At the walk, alternate legs are applied to give the horse impulsion, such that as the horse brings the hindquarter forward, the rider applies the leg on that side. This helps the horse move forward with more spring and energy. In upward transitions, the amount that we hold the horse with our hands will depend on the amount of upward spring that we desire, and that the horse is capable of at the time.
The transitions into the canter are made easier from a circle, in order to obtain the correct bend. As training progresses, only a slight bend to the inside will be required. Whether the transition to the canter takes places from the halt, walk, or trot, the aids are: outside leg behind the girth taps the horse slightly, so the horse is alerted to engage the hindquarters. The horse is driven into the canter with the inside leg on the girth, and instant after the outside leg is applied. The inside rein maintains the horse’s position to the inside while the outside rein determines the total amount of position to the inside. The rider sits taller onto the inside riding bone. Eventually, the horse may be asked for an upward transition into the canter by merely using the inside riding bone. But the hands and legs of the rider will have brought the horse to the point where that little amount of pressure is all that is needed.
The rider must really feel the horse on the bit so that the energy applied through the seat—as subtle as this pressure is—is retained within the horse and is not lost. This is another way of saying that the horse is between the rider’s hand and legs.
In general, before using bilateral half halts, whose effect is to further engage the hindquarters, the rider can prepare the horse with a half halt using the outside rein. If the hands are not relaxed immediately after they have had their effect, either on a unilateral or bilateral aid, then the horse can use them to lean against as resistance builds up. A perfectly squared horse is proof that the aids where applied correctly in a downward transition to the halt. Downward transitions are best learned and perfected on circles as the horse has already engaged the hindquarter more effectively than on a straight line, if the circle is performed correctly.
When the transitions have been correctly executed the horse looks supple and beautiful even to someone who knows little about dressage. What is more beautiful than a horse moving forward, on the bit, with floating and engaged hindquarters that give spring to the movement? When the action of the legs, seat, and reins go through the body and can be seen in a horse that is supple and light and can perform athletic upward and downward transitions a horse becomes a joy to ride.

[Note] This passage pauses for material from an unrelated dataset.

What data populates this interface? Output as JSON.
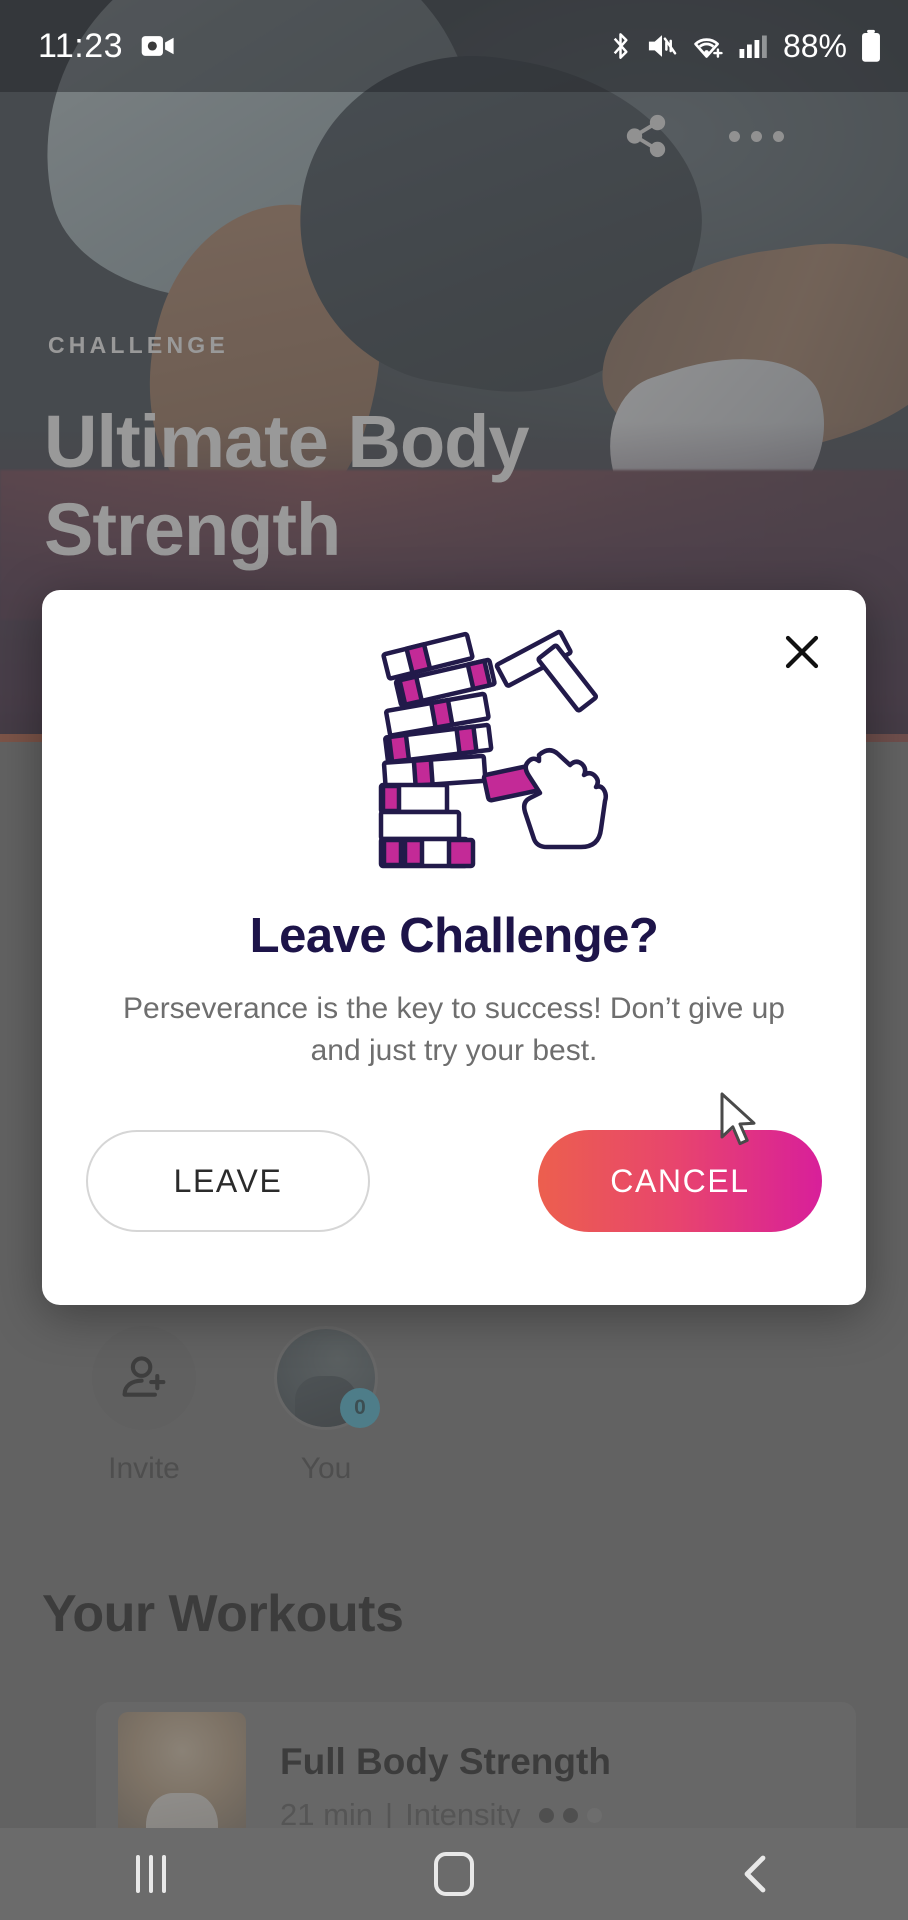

Even more so, when the rider can use these aids to extend and collect a particular gait, or transition into work on two tracks, as we shall see later.
© 1999-2010 Gregorio Billikopf
All rights reserved.
19 May 2010